I race downstairs from my room, and to my utter disappointment, dinner was – alampaya (with some minced pork) which is Tagalog for, bitter melon. Which tastes exactly that. Except not melon. So, just bitter. Yeah… Gross. This is probably second on my list of food that I hate the most. The first being coriander, or cilantro, depending which part of the world you’re reading this from. #ihatecoriander

Anyway, you’re probably thinking this is an over reaction. And it totally is. But here’s why. There’s a subconscious reason as to why I hate finding alampaya for lunch/dinner. You see, every time this is dished up by my mum or dad, they never fail to remind me that I should be forever grateful for this vegetable because it saved my life.

Yes, my life. When I was really young, I almost died due to a “complication” (we’ll call it that coz I’m not exactly sure what it was) that I was born with (I think). And apparently eating this vegetable saved me. Being naive and proud when I heard this story countless times, I never really asked my parents for any details. All I did was roll my eyes, sucked it up and ate the damn vegetable to shut them up.

But this time around, I was an adult, and I could finally say no to this vegetable without feeling guilty. So when I saw what was for dinner, I, the 30 year old, said, “Ew. Yuck. Gross! I don’t wanna eat that!” Hahahah. Queue dad’s – “Hey, you should be thankful for this vegetable. It saved your life!” – line. And seriously, word for word, that’s what he said. To which I responded with a quick laugh and responded with a “Yeah yeah..” *rolls eyes. However, he continued…

Apparently, when I had this “complication”, I was really sick and lacked a certain type of blood cell. It was pretty critical. The doctor’s first opinion was for me to go into surgery. If the surgery was successful, there was still a high chance of me becoming paralysed for the rest of my life. My parent’s didn’t like the odds of that and got a second opinion, which was to get a blood transfusion and eat a whole heap of this life saving vegetable.

Can you imagine, had my parents gone with the first option? Had I survived, I probably wouldn’t be able to enjoy the many things I love and simple things I take advantage of in my life. Like, playing with my nieces, playing basketball #ballislyf, walking up to 10 kms a day during travels, having long random conversations with good friends while driving, and, dancing. Oh man, dancing. #dancingisalsolyf

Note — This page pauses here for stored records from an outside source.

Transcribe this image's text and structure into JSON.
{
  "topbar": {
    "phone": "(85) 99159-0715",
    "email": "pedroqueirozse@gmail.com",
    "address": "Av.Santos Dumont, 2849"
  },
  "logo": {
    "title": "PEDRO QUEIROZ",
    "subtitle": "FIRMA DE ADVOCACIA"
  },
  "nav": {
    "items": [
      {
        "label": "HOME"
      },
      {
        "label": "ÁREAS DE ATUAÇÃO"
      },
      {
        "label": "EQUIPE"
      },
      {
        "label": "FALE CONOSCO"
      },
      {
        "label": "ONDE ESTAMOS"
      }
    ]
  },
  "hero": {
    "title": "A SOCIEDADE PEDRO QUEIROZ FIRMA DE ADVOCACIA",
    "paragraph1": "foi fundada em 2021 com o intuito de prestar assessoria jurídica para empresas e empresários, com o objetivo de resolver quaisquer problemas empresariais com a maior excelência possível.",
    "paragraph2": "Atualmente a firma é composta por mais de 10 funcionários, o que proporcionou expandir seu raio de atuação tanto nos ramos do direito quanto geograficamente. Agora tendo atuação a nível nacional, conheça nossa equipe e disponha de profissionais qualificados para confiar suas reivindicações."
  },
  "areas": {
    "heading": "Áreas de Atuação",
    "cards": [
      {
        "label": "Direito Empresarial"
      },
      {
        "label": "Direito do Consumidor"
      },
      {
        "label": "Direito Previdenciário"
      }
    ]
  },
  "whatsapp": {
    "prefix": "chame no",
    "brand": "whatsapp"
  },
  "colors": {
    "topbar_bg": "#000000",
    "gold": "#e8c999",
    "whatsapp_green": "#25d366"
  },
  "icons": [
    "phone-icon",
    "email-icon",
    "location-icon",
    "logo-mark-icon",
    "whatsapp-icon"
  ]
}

I couldn’t help but contemplate on all the things in life we don’t want to do, but need to do. If only we could fully comprehend how much it’ll benefit us (and others) in the long run. Like, going to that meeting, driving your sibling to work, staying up another hour to apply for jobs, staying home, running errands, having that dreaded but needed conversation, doing that last set of reps, eating our vegetables and taking up our cross.

So for dinner that night, I happily ate my dinner, without picking out any of the alampaya off my plate, like I used to do.

What are you picking off your plate?

“Then Jesus said to his disciples, “Whoever wishes to come after me must deny himself,* take up his cross, and follow me.
For whoever wishes to save his life will lose it, but whoever loses his life for my sake will find it.” Matthew 16:24-26

Eating my vegetables (except for coriander), – M.